U.S. President George W. Bush this week highlighted their efforts, saying Washington is relying on UN envoy Lakhdar Brahimi to work out an interim governing plan before 30 June. Bush also cited the UN team led by Carina Perelli, which is advising Iraqis on election preparations for January.
The remarks underscored the emergence of the United Nations at the forefront of Iraq's political reform process. But there remain doubts among UN officials about how effective they can be.
UN Secretary-General Annan expressed concern on 13 April about security conditions in Iraq and ruled out any major return of UN personnel in the near term. Brahimi yesterday gave a more hopeful outlook but directed some sharp criticism at the U.S.-led coalition.
At a Baghdad news conference, the UN envoy expressed confidence that an Iraqi caretaker government can be formed in time for the handover of power from the coalition. Brahimi for the first time presented ideas about such a body.
"We see it as a government led by a prime minister and comprising Iraqi men and women known for their honesty, integrity and competence. There will also be a president to act as head of state and two vice presidents," Brahimi said.
Such a formation would likely mean the dissolution of the current U.S.-appointed Iraqi Governing Council. UN officials suggested it could be replaced by a "consultative assembly" to advise the interim government.

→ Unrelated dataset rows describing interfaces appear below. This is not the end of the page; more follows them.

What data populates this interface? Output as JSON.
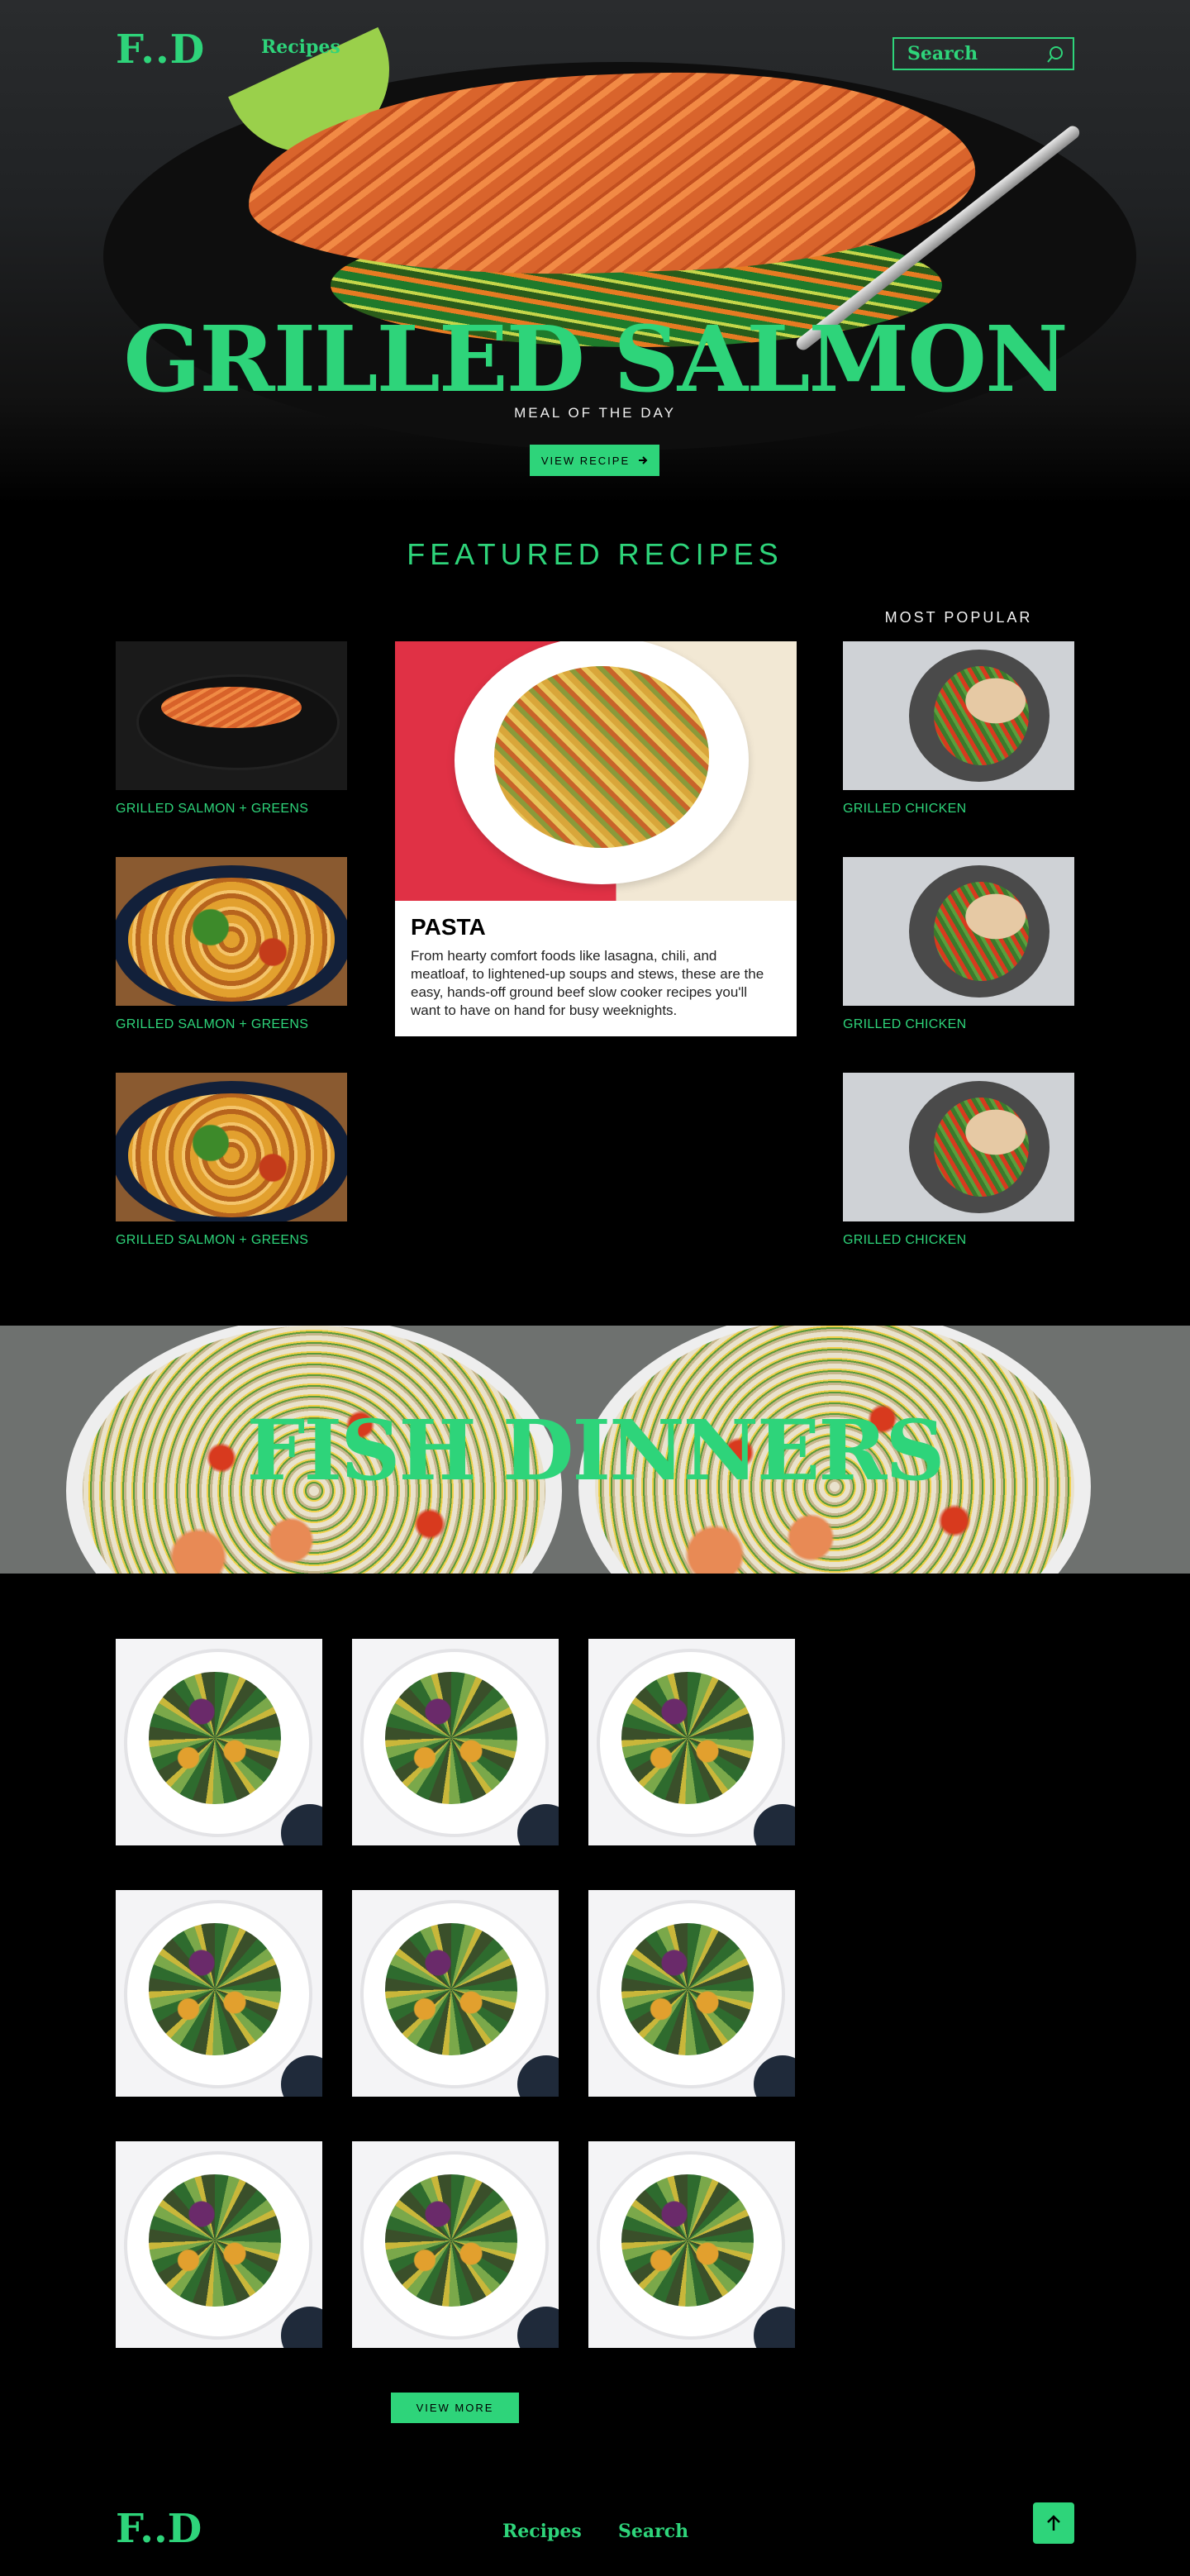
{
  "nav": {
    "logo": "F..D",
    "links": [
      "Recipes"
    ],
    "search_placeholder": "Search"
  },
  "hero": {
    "title": "GRILLED SALMON",
    "subtitle": "MEAL OF THE DAY",
    "button": "VIEW RECIPE",
    "button_icon": "arrow-right-icon"
  },
  "featured": {
    "title": "FEATURED RECIPES",
    "popular_title": "MOST POPULAR",
    "left_cards": [
      "GRILLED SALMON + GREENS",
      "GRILLED SALMON + GREENS",
      "GRILLED SALMON + GREENS"
    ],
    "right_cards": [
      "GRILLED CHICKEN",
      "GRILLED CHICKEN",
      "GRILLED CHICKEN"
    ],
    "main": {
      "title": "PASTA",
      "text": "From hearty comfort foods like lasagna, chili, and meatloaf, to lightened-up soups and stews, these are the easy, hands-off ground beef slow cooker recipes you'll want to have on hand for busy weeknights."
    }
  },
  "fish": {
    "title": "FISH DINNERS",
    "button": "VIEW MORE"
  },
  "footer": {
    "logo": "F..D",
    "links": [
      "Recipes",
      "Search"
    ],
    "top_icon": "arrow-up-icon"
  },
  "colors": {
    "accent": "#2ed47a",
    "background": "#000000"
  }
}
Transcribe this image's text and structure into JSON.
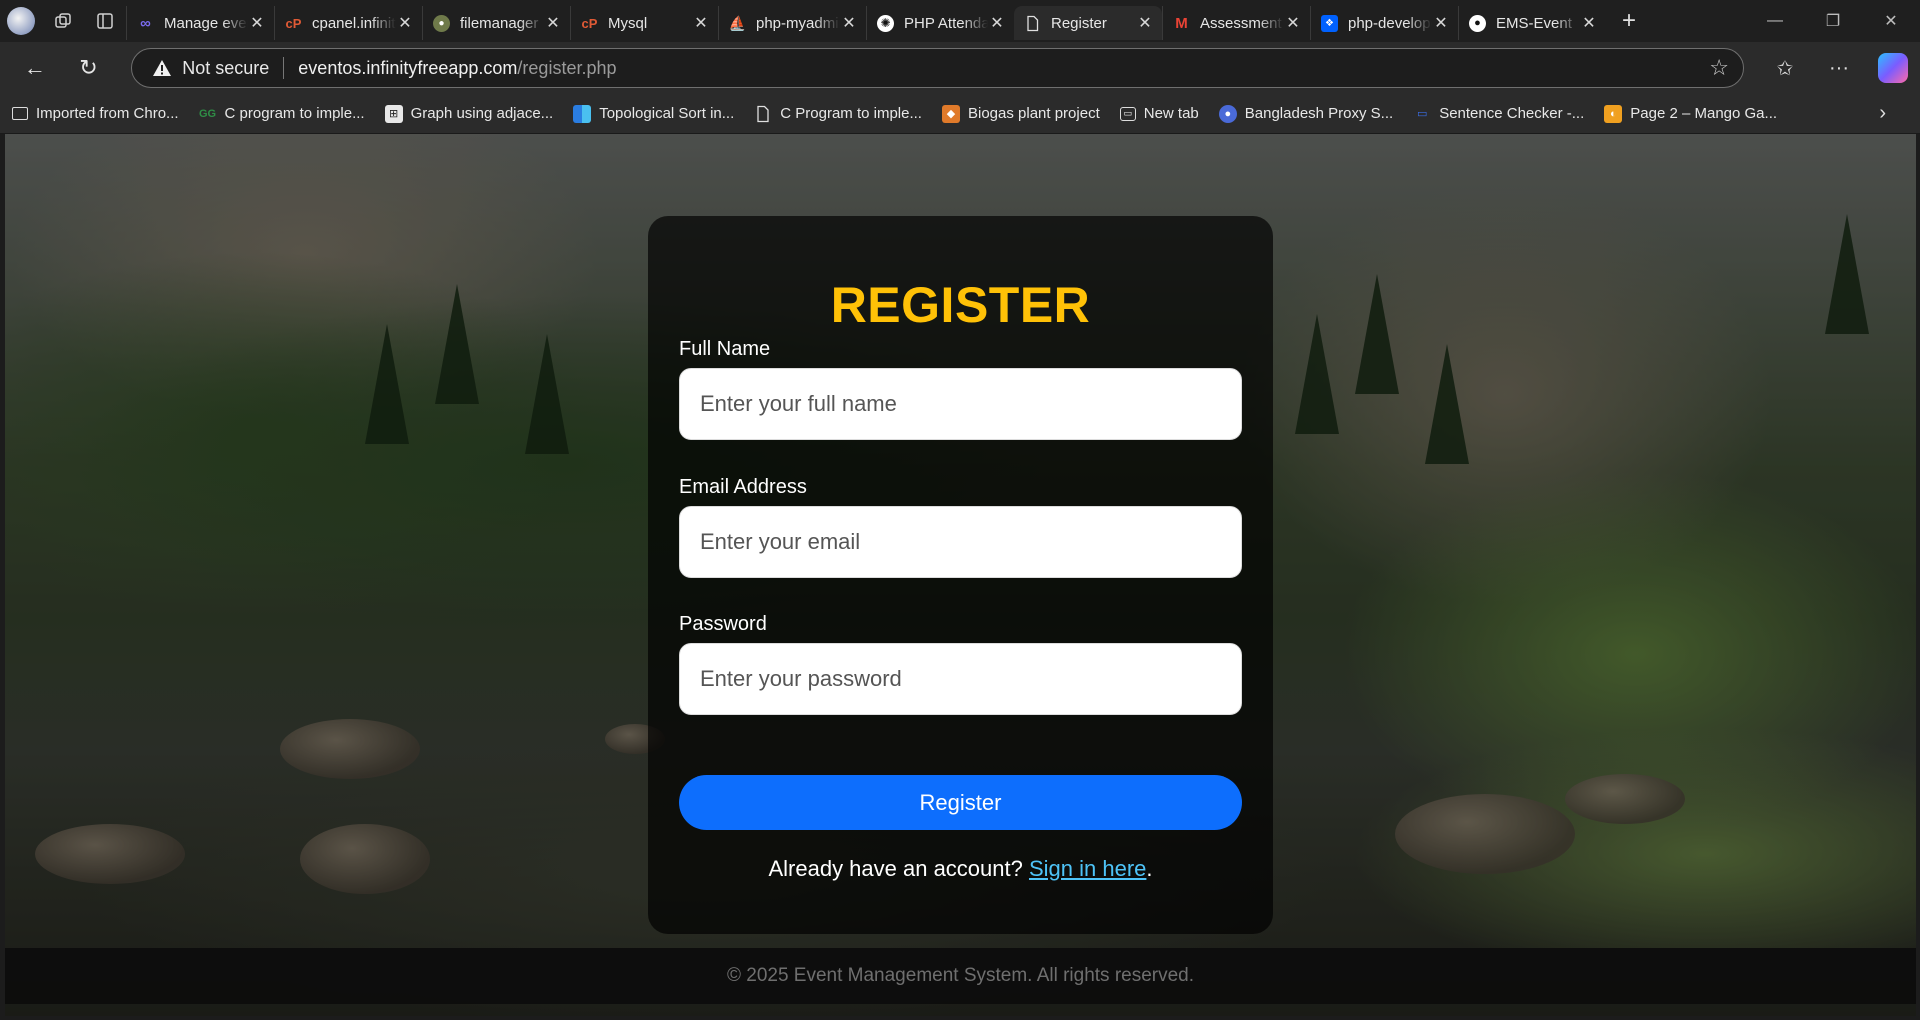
{
  "browser": {
    "tabs": [
      {
        "title": "Manage events",
        "icon": "infinity-icon",
        "color": "#5b4bd6"
      },
      {
        "title": "cpanel.infinityfree",
        "icon": "cpanel-icon",
        "color": "#c0462a"
      },
      {
        "title": "filemanager",
        "icon": "file-manager-icon",
        "color": "#7a8a52"
      },
      {
        "title": "Mysql",
        "icon": "cpanel-icon",
        "color": "#c0462a"
      },
      {
        "title": "php-myadmin",
        "icon": "phpmyadmin-icon",
        "color": "#d48a2a"
      },
      {
        "title": "PHP Attendance",
        "icon": "chatgpt-icon",
        "color": "#444444"
      },
      {
        "title": "Register",
        "icon": "page-icon",
        "color": "#2b2b2b",
        "active": true
      },
      {
        "title": "Assessment",
        "icon": "gmail-icon",
        "color": "#d93025"
      },
      {
        "title": "php-developer",
        "icon": "dropbox-icon",
        "color": "#0061fe"
      },
      {
        "title": "EMS-Event",
        "icon": "github-icon",
        "color": "#222222"
      }
    ],
    "address": {
      "security_label": "Not secure",
      "host": "eventos.infinityfreeapp.com",
      "path": "/register.php"
    },
    "bookmarks": [
      {
        "label": "Imported from Chro...",
        "icon": "folder-icon"
      },
      {
        "label": "C program to imple...",
        "icon": "geeksforgeeks-icon"
      },
      {
        "label": "Graph using adjace...",
        "icon": "graph-icon"
      },
      {
        "label": "Topological Sort in...",
        "icon": "grid-icon"
      },
      {
        "label": "C Program to imple...",
        "icon": "page-icon"
      },
      {
        "label": "Biogas plant project",
        "icon": "biogas-icon"
      },
      {
        "label": "New tab",
        "icon": "newtab-icon"
      },
      {
        "label": "Bangladesh Proxy S...",
        "icon": "proxy-icon"
      },
      {
        "label": "Sentence Checker -...",
        "icon": "checker-icon"
      },
      {
        "label": "Page 2 – Mango Ga...",
        "icon": "mango-icon"
      }
    ]
  },
  "page": {
    "title": "REGISTER",
    "fields": {
      "name": {
        "label": "Full Name",
        "placeholder": "Enter your full name",
        "value": ""
      },
      "email": {
        "label": "Email Address",
        "placeholder": "Enter your email",
        "value": ""
      },
      "password": {
        "label": "Password",
        "placeholder": "Enter your password",
        "value": ""
      }
    },
    "submit_label": "Register",
    "signin": {
      "prefix": "Already have an account? ",
      "link_text": "Sign in here",
      "suffix": "."
    },
    "footer": "© 2025 Event Management System. All rights reserved.",
    "colors": {
      "title": "#ffc107",
      "button": "#0d6efd",
      "link": "#4ec3f7"
    }
  }
}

Brahimi sounded a note of caution, saying many of the plans must be endorsed by a wide spectrum of Iraqis and that the security situation must improve.
A spokesman for the U.S. State Department, Richard Boucher, declined to comment on the proposal but welcomed Brahimi's comments about the feasibility of setting up an interim government.
Brahimi said a number of leading Iraqis he consulted with favor a large national conference to promote national reconciliation and consensus. He said such a gathering could be held after the handover in July and could elect the consultative assembly, which would serve with the caretaker government until the January elections.
Brahimi also said many Iraqis he met with were upset by the Coalition Provisional Authority's failure to review the de-Ba'athification process, which removed professionals from key positions. He said there also needs to be a quick resolution of the issue of the thousands of detainees.
"Detainees are held often without charge or trial. They should be either charged or released, and their families and lawyers must have access to them," Brahimi said. "The issue of the former military personnel also needs attention."
Brahimi is scheduled to return to UN headquarters by the end of this week and brief Secretary-General Annan and the UN Security Council. He would then return to Iraq for more consultations and finalize his proposals.
After the UN presents its plan, U.S. officials are expected to introduce a resolution that would recognize the interim government and specify the UN role. The resolution would also authorize a multinational force under U.S. command to provide security after 30 June.
The current president of the Security Council, German Ambassador Guenter Pleuger, told reporters that Brahimi is key to efforts to achieve a smooth transition of power.
“Of course, people are looking to Brahimi because he provides some hope that a solution how to get from here to the 30th of June can be found, and that is very crucial because everybody is interested to transfer sovereignty on the 30th of June to the Iraqis, but to whom? That's a big question, and Brahimi is trying to find out a way to come to that sort of Iraqi interim government,” Pleuger said.
Despite the challenges, Pleuger said, at this time there is no serious discussion about postponing the handover date.
"The Iraqis want it, the Americans and the British and the coalition want it, and it is also a prerequisite to get those countries involved in the stabilization of Iraq who, so far, have not seen a possibility to do so -- and that is, in particular, Islamic countries and Arab-speaking countries," Pleuger said.
Germany is providing humanitarian and training assistance to Iraqis. But a number of key states have signaled they are withholding support until the United States offers the United Nations a clear, independent role. They are seeking assurances that the sizable U.S.-led multinational force that will stay in Iraq will not retain the characteristics of an occupying presence.
U.S. officials have requested assistance from Pakistan to help provide protection for a UN mission in Iraq. Pakistani Foreign Ministry spokesman Masood Khan yesterday gave no sign whether his country would comply.
"The request is not for sending peacekeeping troops there but a dedicated contingent for the protection of the United Nations mission when it is established. The request has come from the United States government. We have received the request and we are considering the request," Khan said.
The UN ambassador from Algeria, the only Arab state on the Security Council, welcomed signals that Washington is relying on UN officials to help solve the political impasse. Ambassador Abdallah Baali told RFE/RL that it is crucial for Iraqis to perceive the interim government as legitimate.
"The UN can confer more legitimacy to this body, but what is important is the Iraqis themselves see it as a legitimate body which represents the Iraqi people. And that's why it's important that this process be inclusive, be transparent and allow all opinions to be taken into account," Baali said.
One of the complications for the UN teams in Iraq is their restricted movement because of security concerns. Brahimi's team had planned to visit a number of cities but so far has been able to meet with Iraqis only in Baghdad and Mosul.